(YOUR ASSIGNMENT) In the entries below, find each line bearing the string "CompositePack" and copy it.

(RECORDS SHOWN)
<<<<
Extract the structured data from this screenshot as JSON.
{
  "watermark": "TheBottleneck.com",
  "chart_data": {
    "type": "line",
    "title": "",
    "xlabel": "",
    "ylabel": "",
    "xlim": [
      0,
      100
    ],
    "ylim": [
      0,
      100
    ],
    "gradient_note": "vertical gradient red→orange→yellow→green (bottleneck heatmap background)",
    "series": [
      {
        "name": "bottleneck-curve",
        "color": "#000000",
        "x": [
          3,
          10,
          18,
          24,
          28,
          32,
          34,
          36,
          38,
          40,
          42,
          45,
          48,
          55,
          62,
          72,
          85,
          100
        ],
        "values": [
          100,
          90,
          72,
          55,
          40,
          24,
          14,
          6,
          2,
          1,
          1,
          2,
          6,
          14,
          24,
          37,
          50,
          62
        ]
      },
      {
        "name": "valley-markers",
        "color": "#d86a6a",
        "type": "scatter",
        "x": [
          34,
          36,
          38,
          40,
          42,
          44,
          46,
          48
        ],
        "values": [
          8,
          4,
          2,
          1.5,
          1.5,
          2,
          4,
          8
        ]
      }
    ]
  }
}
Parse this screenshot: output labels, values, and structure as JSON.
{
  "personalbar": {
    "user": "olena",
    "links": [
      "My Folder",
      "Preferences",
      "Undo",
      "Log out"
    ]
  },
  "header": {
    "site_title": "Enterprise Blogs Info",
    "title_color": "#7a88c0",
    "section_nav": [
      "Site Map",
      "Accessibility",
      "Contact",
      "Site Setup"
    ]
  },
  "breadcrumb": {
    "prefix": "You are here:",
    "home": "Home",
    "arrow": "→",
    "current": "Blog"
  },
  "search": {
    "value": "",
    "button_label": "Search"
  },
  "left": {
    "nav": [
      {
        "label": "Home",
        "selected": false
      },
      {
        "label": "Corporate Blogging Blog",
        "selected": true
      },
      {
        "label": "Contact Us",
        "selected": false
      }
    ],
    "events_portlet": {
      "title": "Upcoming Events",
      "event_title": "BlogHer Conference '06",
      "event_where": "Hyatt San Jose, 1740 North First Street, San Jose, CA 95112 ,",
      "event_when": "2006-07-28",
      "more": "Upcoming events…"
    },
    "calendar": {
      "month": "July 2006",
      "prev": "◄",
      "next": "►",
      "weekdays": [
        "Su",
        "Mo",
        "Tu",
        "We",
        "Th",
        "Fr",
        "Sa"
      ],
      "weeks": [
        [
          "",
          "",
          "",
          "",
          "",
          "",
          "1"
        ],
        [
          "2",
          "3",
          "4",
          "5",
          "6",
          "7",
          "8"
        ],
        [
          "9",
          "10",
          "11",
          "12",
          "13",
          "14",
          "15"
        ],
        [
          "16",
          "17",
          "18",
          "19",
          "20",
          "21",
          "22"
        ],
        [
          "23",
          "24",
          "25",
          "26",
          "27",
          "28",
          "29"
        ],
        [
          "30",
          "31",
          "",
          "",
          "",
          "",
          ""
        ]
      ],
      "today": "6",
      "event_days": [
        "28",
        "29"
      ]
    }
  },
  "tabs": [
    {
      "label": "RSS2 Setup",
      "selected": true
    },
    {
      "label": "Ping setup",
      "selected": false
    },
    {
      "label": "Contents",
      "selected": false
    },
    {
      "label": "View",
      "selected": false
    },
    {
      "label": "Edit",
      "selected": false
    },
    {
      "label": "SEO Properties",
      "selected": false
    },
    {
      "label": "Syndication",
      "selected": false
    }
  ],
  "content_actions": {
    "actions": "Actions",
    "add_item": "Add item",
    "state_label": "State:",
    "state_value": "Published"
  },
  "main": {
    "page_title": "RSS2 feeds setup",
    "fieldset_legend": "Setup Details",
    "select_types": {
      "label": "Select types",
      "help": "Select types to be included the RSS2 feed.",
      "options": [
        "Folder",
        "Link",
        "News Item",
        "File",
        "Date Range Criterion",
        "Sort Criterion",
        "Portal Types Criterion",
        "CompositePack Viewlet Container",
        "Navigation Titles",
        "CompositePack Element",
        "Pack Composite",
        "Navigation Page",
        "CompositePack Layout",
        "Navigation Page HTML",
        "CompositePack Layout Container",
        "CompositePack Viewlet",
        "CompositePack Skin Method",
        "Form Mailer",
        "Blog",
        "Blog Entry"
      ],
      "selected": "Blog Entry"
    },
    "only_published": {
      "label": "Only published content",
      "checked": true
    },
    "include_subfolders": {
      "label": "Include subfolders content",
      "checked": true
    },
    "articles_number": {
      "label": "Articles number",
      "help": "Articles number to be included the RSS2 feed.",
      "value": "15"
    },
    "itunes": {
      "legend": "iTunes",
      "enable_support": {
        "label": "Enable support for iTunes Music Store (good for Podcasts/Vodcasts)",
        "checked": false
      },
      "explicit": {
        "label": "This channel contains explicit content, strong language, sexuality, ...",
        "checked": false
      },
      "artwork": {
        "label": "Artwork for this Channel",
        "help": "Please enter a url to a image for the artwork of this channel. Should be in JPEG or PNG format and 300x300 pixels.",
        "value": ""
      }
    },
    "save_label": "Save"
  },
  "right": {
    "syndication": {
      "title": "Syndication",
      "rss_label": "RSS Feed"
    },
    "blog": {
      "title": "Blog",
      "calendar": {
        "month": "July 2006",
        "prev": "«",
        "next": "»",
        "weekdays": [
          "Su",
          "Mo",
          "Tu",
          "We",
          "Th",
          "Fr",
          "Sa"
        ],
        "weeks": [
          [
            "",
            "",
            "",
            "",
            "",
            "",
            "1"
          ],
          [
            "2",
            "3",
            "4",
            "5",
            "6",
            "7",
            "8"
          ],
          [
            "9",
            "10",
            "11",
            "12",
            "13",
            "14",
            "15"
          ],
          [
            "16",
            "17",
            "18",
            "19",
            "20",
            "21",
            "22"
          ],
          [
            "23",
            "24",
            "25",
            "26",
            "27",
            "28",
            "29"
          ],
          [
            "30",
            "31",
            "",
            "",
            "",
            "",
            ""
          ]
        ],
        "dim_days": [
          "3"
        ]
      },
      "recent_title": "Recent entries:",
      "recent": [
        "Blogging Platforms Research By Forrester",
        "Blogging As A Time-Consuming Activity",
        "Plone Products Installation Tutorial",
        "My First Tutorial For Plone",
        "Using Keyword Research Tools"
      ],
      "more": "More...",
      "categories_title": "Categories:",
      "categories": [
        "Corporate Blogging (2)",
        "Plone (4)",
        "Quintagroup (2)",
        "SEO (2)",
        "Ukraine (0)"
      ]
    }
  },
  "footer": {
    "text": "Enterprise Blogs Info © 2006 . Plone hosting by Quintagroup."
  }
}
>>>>
(COMPLETED EXERCISE)
        "CompositePack Viewlet Container",
        "CompositePack Element",
        "CompositePack Layout",
        "CompositePack Layout Container",
        "CompositePack Viewlet",
        "CompositePack Skin Method",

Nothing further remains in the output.